As a nutritionist and health coach, I spend my days helping people change their diet in order to change their health. It is deeply rewarding to witness the transformative effects that nutrition brings to health and well-being. In my efforts to understand and translate science-based research for the benefit of my clients, last month I joined the Oldways conference, Finding Common Ground, where diet and nutrition experts convened for two days to reach consensus on what Americans should be eating. It was thrilling to listen to the world’s top nutrition scientists debating the merits of competing dietary philosophies.
You might assume that any ingredient with a long or difficult-to-pronounce name must be bad for you, but that’s a myth. Take a look at our product ingredient lists and you’ll likely find a few scary-sounding words—but, unlike what you may have been led to believe, that’s nothing to worry about. Why? Beautycounter uses the INCI (International Nomenclature of Cosmetic Ingredients) system, an internationally recognized way of standardizing labels on cosmetic products. It’s designed to help companies stay consistent, minimize language barriers, and provide consumers with greater transparency.

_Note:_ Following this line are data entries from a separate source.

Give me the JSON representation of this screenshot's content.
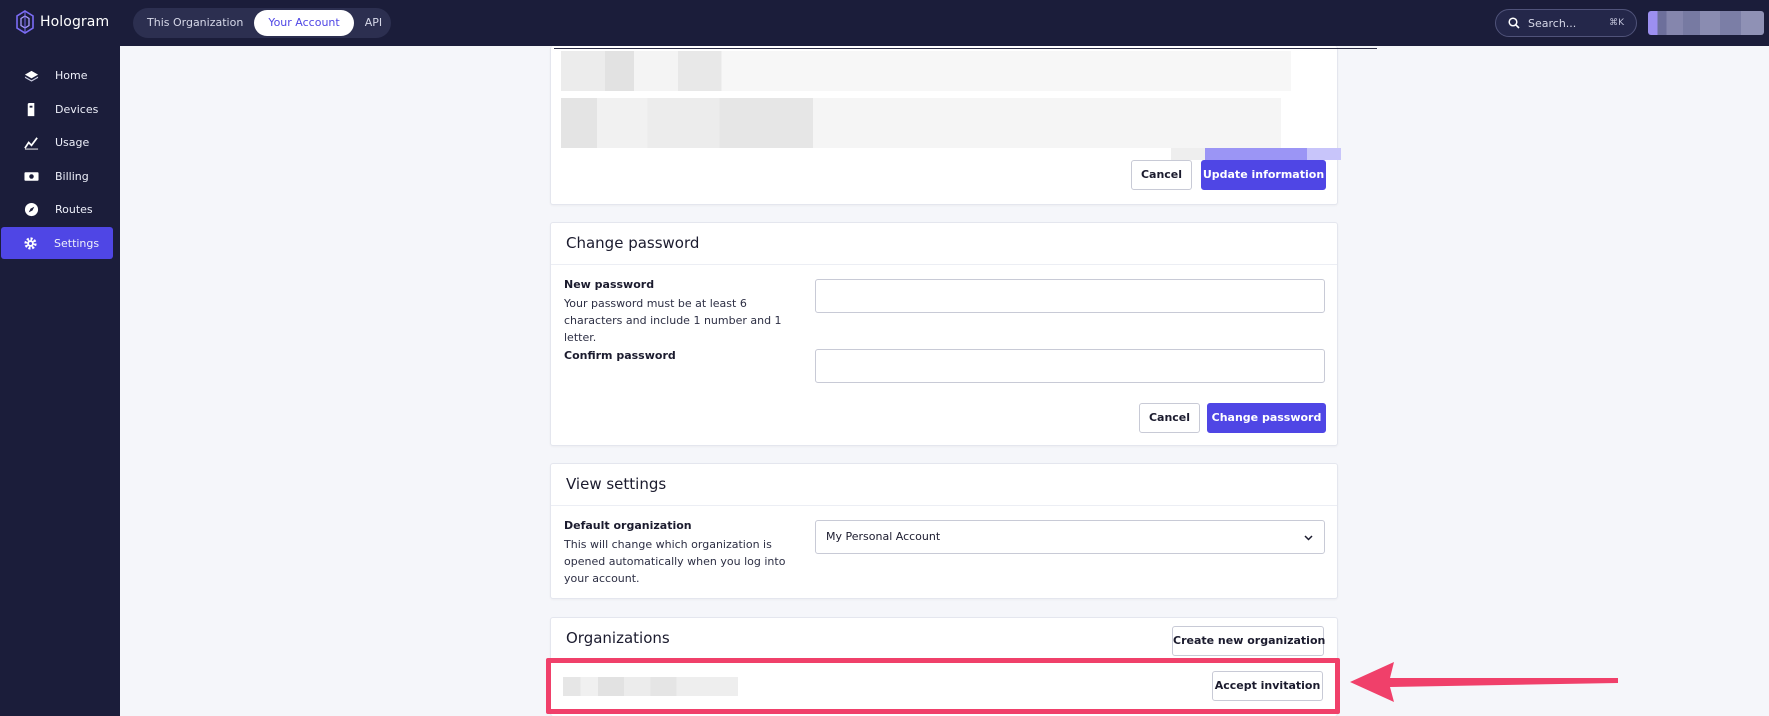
{
  "brand": {
    "name": "Hologram",
    "accent": "#4f46e5",
    "highlight": "#f0406a"
  },
  "top_tabs": [
    {
      "label": "This Organization",
      "active": false
    },
    {
      "label": "Your Account",
      "active": true
    },
    {
      "label": "API",
      "active": false
    }
  ],
  "search": {
    "placeholder": "Search...",
    "shortcut": "⌘K"
  },
  "sidebar": {
    "items": [
      {
        "label": "Home",
        "icon": "home-icon",
        "active": false
      },
      {
        "label": "Devices",
        "icon": "device-icon",
        "active": false
      },
      {
        "label": "Usage",
        "icon": "chart-line-icon",
        "active": false
      },
      {
        "label": "Billing",
        "icon": "billing-icon",
        "active": false
      },
      {
        "label": "Routes",
        "icon": "compass-icon",
        "active": false
      },
      {
        "label": "Settings",
        "icon": "gear-icon",
        "active": true
      }
    ]
  },
  "account_info": {
    "cancel_label": "Cancel",
    "submit_label": "Update information"
  },
  "change_password": {
    "title": "Change password",
    "new_label": "New password",
    "new_help": "Your password must be at least 6 characters and include 1 number and 1 letter.",
    "confirm_label": "Confirm password",
    "cancel_label": "Cancel",
    "submit_label": "Change password"
  },
  "view_settings": {
    "title": "View settings",
    "default_org_label": "Default organization",
    "default_org_help": "This will change which organization is opened automatically when you log into your account.",
    "default_org_value": "My Personal Account"
  },
  "organizations": {
    "title": "Organizations",
    "create_label": "Create new organization",
    "accept_label": "Accept invitation"
  }
}
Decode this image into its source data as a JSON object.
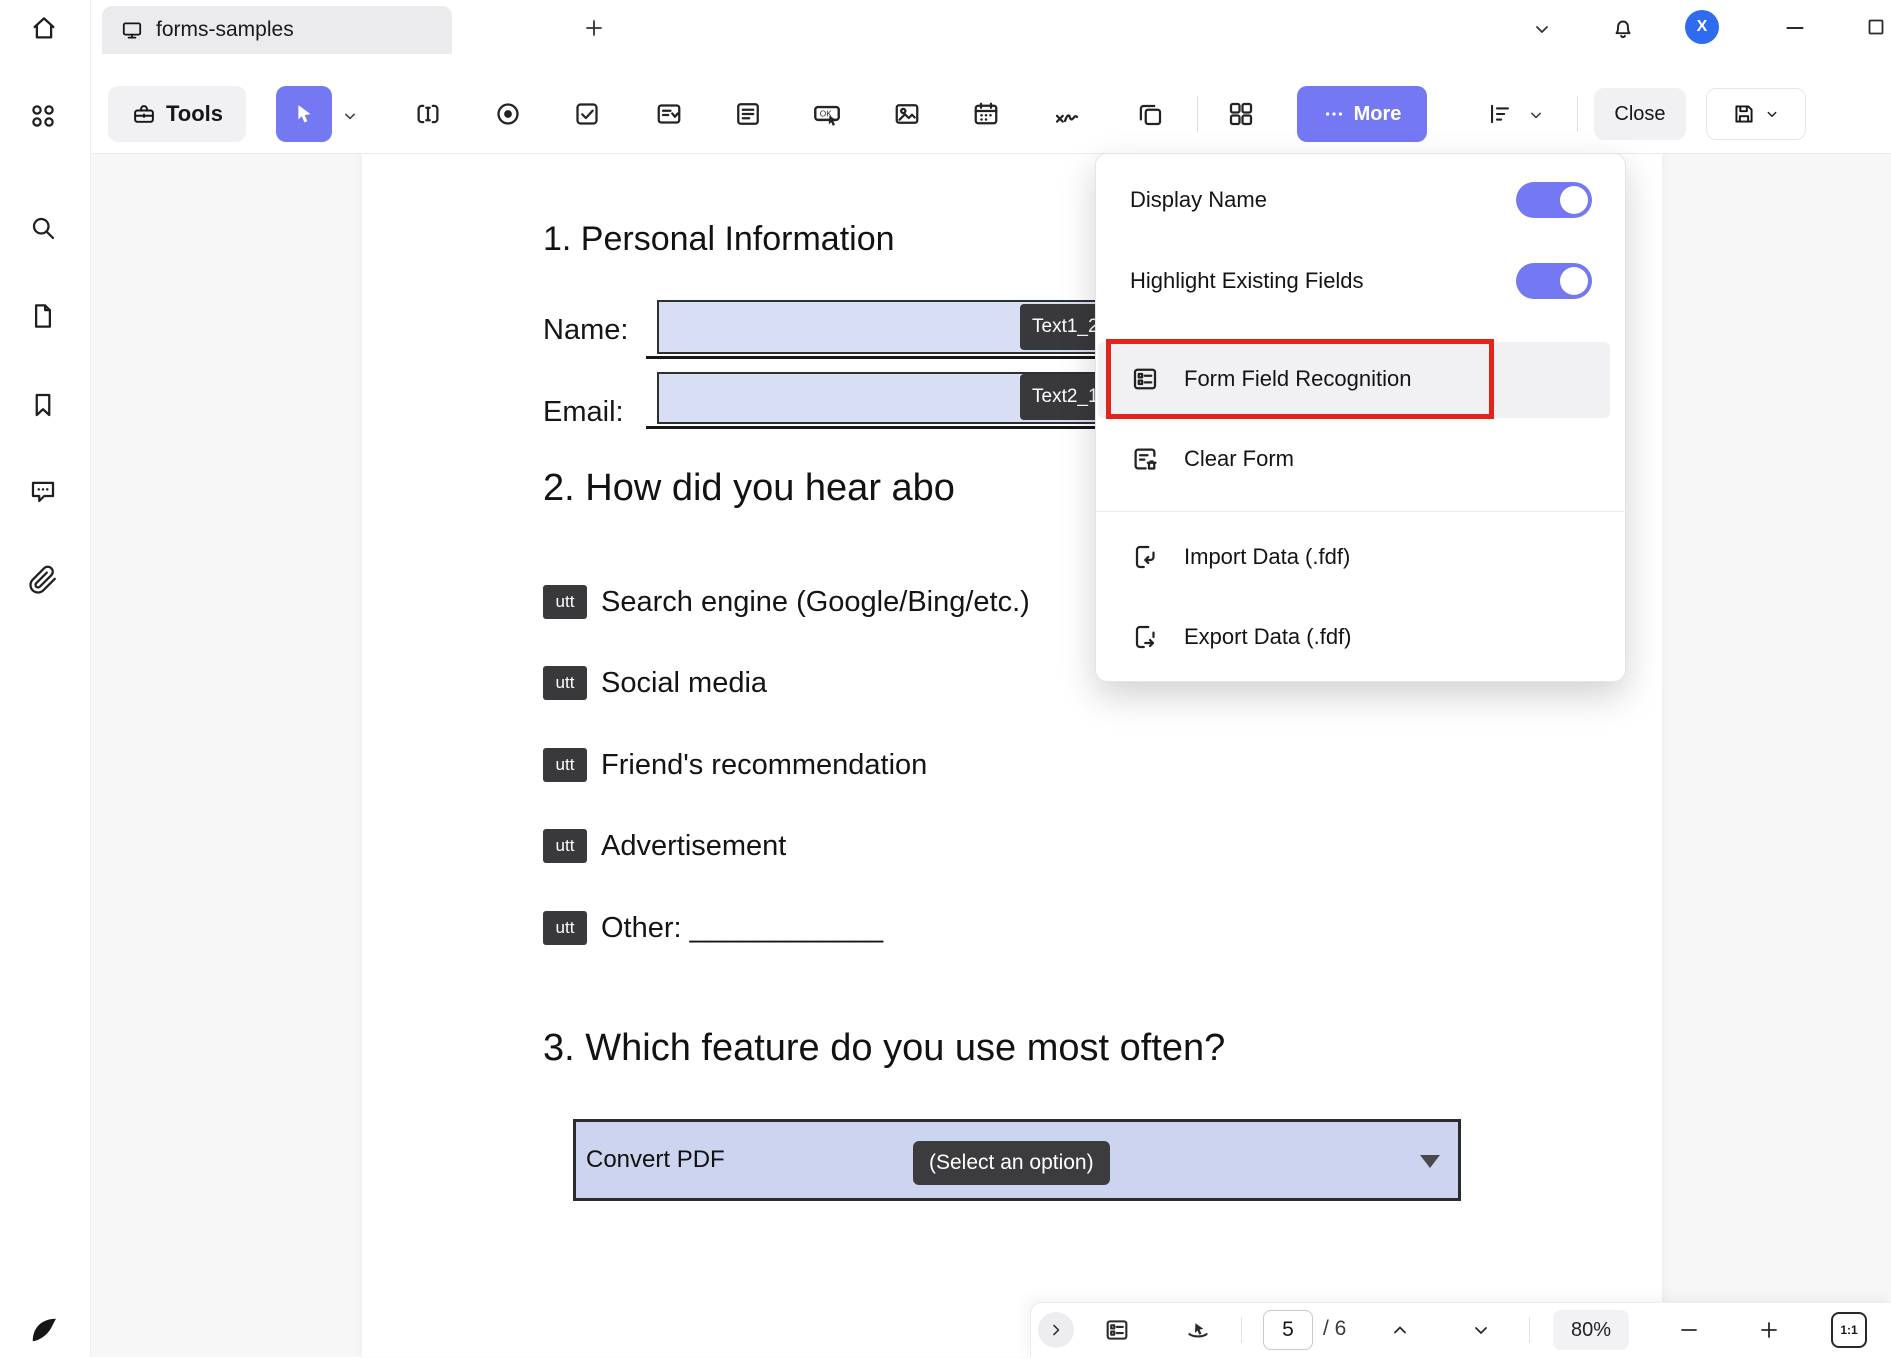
{
  "colors": {
    "accent": "#7478f3",
    "annotation_red": "#e1251b",
    "field_fill": "#d8def4",
    "badge_dark": "#39393b"
  },
  "titlebar": {
    "tab_title": "forms-samples",
    "avatar_initial": "X"
  },
  "toolbar": {
    "tools_label": "Tools",
    "more_label": "More",
    "close_label": "Close"
  },
  "more_menu": {
    "display_name_label": "Display Name",
    "display_name_on": true,
    "highlight_fields_label": "Highlight Existing Fields",
    "highlight_fields_on": true,
    "items": [
      {
        "label": "Form Field Recognition",
        "annotated": true
      },
      {
        "label": "Clear Form",
        "annotated": false
      },
      {
        "label": "Import Data (.fdf)",
        "annotated": false
      },
      {
        "label": "Export Data (.fdf)",
        "annotated": false
      }
    ]
  },
  "document": {
    "section1_heading": "1. Personal Information",
    "name_label": "Name:",
    "name_field_name": "Text1_2",
    "email_label": "Email:",
    "email_field_name": "Text2_1",
    "section2_heading": "2. How did you hear abo",
    "checkboxes": [
      {
        "badge": "utt",
        "label": "Search engine (Google/Bing/etc.)"
      },
      {
        "badge": "utt",
        "label": "Social media"
      },
      {
        "badge": "utt",
        "label": "Friend's recommendation"
      },
      {
        "badge": "utt",
        "label": "Advertisement"
      },
      {
        "badge": "utt",
        "label": "Other: ____________"
      }
    ],
    "section3_heading": "3. Which feature do you use most often?",
    "dropdown_value": "Convert PDF",
    "dropdown_badge": "(Select an option)"
  },
  "statusbar": {
    "page_number": "5",
    "page_total": "/ 6",
    "zoom_level": "80%",
    "ratio_label": "1:1"
  },
  "icons": {
    "tab_icon": "monitor",
    "select_tool": "cursor-arrow",
    "push_button_glyph": "OK",
    "more_icon": "ellipsis-dots",
    "ai_assistant": "blue-swirl",
    "window_controls": [
      "minimize",
      "maximize",
      "close"
    ]
  }
}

As Beautycounter’s Head of Environment, Health, and Safety, Mia Davis receives many questions about skincare ingredients, including: “How can you have safe products if you use some synthetic ingredients?” People are understandably confused about the difference between ingredient “safety” and ingredient “source.”
Are you eating more sugar than you think you are? If you’re trying to cut down on (or eliminate) sugar, it may not be as simple as it sounds. Sugar seems to sneak into virtually every processed food, and often under code names that don’t explicitly say “sugar.”
Do you know that food companies can decide for themselves which additives are safe?
It’s time to look into how new ingredients get from the food industry’s lab to your dinner table. Thousands of these additives now exist in our food supply.
I love this time of year. After a long, cold winter, how can you resist the sun when it beckons you to go outside?
Before you leave the house, though, be sure to reduce your risk of skin damage. Cover up with a shirt, put on sunglasses and check the UV index to plan events around the sun. Early morning or late afternoon are the best times to go outdoors.
I stick to a mostly whole foods diet, but when I’m buying something packaged, I have a few very easy rules for reading food labels. These are so simple that you can even teach them to kids:
First, I look at the list of ingredients, and if it’s very long and includes things I can’t pronounce, then I do not want to eat that food.
Chances are, the foods you are choosing at the grocery store are making up a good portion of your diet, which means you should be doing your best to make your shopping experience a successful and healthy one! Use these 5 tips to get the most out of your shopping experience and successfully navigate your grocery store with ease.
The world is hard enough to migrate without adding, “what’s in your personal care products” to the list of concerns. We teach our children to trust their teachers, doctors while shying away from people they do not know. It is a complicated message to have both trust and skepticism and know where and when to draw the line.
I consider real food to be foods that are as close to nature as possible, with very few ingredients. That means foods that our grandparents would recognize and gladly eat. But in today’s supermarkets even finding something as simple as bread or butter requires some savvy skills.